It is, of course, elementary, and the defendant-appellant, as it must, concedes, that there are two basic issues in actions to recover for property damage; there is the issue of the amount of the plaintiff's loss and there is the issue of the defendant's liability to respond to the plaintiff to the extent of that loss. And there must be proof by the plaintiff of both issues before he is entitled to a recovery. Thus in the ordinary case of this sort a plaintiff-shipper would have to prove not only his damages, which would be the difference between the value of his goods when delivered to the originating carrier for transportation and the value of his goods when delivered by the terminating carrier to the consignee, but he would also have to show that the defendant-carrier was legally liable to respond in damages measured by the difference in the value of his goods. And, to provide a basis for calculating the difference in their value, a shipper in these cases would normally show the condition of his goods when delivered to the originating carrier, so that their value at that time might be determined, and he would also show their damaged condition on delivery to indicate their lessened worth at that time. See Ohio Galvanizing & Mfg. Co. v. Southern Pac. Co., 6 Cir., 1930, 39 F.2d 840, certiorari denied 1930, 282 U.S. 879, 51 S. Ct. 83, 75 L. Ed. 776. Thus the condition of the shippers' goods either at the origin or at the termination of their transportation bears only upon their value at the beginning or at the end of transportation. But by stipulating the amount of damages suffered the difference in their value before and after movement went out of the case making evidence of their condition at either end of their journey immaterial and irrelevant, and leaving in issue only the question of the defendant's liability to pay the stipulated amount of the damages. And certainly the condition of the plaintiffs' goods at the origin of their shipment, or for that matter on delivery, be that condition good, bad, or indifferent, has nothing whatever to do with the question of the defendant's liability to respond in damages. Evidence of the condition of the goods bears only on the issue of the amount of the damages suffered by each plaintiff and that is precisely what was stipulated.

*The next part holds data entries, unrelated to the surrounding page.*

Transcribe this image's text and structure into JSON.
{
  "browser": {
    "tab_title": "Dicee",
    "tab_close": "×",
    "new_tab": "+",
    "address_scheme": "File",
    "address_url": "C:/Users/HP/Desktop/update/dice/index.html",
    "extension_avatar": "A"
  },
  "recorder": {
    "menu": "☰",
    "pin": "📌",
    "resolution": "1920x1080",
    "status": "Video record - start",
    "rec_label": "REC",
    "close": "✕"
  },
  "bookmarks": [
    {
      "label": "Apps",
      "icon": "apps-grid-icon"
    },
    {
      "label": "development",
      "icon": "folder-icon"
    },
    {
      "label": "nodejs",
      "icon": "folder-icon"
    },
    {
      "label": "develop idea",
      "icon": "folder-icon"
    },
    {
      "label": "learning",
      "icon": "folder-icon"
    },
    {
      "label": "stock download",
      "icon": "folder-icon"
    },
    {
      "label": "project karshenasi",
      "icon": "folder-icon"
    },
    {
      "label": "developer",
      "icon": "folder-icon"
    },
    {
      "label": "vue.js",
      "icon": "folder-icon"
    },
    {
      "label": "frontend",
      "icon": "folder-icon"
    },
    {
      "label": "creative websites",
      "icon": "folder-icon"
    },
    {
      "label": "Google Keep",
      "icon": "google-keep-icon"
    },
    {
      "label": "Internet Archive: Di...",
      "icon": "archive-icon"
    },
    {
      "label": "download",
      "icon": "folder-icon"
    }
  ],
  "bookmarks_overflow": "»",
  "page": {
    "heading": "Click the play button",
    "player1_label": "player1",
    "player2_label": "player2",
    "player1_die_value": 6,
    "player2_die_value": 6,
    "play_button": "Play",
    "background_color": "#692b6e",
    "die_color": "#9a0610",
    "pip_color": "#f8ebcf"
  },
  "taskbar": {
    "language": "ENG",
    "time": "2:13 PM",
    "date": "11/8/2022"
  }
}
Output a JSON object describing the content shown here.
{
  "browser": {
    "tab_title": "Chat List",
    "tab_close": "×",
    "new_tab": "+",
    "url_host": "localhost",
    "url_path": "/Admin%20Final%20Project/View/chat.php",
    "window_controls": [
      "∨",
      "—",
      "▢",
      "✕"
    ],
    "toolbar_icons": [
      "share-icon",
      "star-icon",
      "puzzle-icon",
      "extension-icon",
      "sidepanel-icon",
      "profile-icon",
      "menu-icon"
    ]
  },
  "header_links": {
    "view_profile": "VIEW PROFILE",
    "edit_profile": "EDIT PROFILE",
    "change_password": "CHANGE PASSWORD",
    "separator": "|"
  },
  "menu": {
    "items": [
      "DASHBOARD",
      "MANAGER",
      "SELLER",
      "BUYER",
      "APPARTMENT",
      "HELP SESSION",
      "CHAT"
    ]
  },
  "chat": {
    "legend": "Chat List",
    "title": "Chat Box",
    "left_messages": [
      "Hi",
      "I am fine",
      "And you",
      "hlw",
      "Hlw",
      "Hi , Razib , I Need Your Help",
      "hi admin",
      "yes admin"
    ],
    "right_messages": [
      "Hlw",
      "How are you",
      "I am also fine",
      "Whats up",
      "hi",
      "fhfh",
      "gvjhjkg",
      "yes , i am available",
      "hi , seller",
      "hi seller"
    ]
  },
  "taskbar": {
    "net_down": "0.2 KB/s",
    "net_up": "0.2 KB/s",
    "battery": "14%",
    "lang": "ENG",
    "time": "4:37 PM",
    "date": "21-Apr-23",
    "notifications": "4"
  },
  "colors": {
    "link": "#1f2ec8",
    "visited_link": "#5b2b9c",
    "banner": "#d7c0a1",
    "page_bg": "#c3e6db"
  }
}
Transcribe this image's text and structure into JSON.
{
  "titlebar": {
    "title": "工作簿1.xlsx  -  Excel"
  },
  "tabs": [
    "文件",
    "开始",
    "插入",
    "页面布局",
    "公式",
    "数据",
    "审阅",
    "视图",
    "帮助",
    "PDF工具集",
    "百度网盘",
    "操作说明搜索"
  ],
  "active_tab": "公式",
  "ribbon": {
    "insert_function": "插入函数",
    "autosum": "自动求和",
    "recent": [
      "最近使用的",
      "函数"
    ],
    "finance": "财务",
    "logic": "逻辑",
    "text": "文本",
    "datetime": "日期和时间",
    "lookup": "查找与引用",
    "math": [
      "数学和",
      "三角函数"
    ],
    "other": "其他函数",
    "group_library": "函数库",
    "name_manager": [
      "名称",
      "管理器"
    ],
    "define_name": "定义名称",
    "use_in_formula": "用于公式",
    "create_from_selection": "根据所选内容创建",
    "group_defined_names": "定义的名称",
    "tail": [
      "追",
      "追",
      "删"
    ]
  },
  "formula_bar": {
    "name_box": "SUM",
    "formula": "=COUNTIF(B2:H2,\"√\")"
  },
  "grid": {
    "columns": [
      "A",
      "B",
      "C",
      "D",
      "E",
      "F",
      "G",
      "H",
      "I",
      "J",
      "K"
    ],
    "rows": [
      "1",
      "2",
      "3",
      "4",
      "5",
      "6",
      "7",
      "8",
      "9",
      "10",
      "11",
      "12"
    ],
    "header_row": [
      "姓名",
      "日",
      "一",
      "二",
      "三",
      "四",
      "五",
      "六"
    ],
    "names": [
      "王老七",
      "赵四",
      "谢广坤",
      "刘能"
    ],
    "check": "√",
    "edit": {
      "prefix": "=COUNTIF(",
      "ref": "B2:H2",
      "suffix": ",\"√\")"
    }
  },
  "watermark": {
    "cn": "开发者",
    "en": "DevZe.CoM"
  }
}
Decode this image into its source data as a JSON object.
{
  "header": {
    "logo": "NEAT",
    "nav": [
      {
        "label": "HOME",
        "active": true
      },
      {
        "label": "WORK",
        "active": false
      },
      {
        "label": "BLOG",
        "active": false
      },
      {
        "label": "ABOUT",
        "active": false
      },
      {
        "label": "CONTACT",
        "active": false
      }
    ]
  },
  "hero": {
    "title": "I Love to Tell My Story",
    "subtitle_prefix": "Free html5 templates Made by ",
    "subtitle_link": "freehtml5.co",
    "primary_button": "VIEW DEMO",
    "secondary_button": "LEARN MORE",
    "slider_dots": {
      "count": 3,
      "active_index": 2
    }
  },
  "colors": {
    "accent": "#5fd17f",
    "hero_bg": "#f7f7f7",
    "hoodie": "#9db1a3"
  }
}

Judgment will be entered affirming the judgment of the District Court.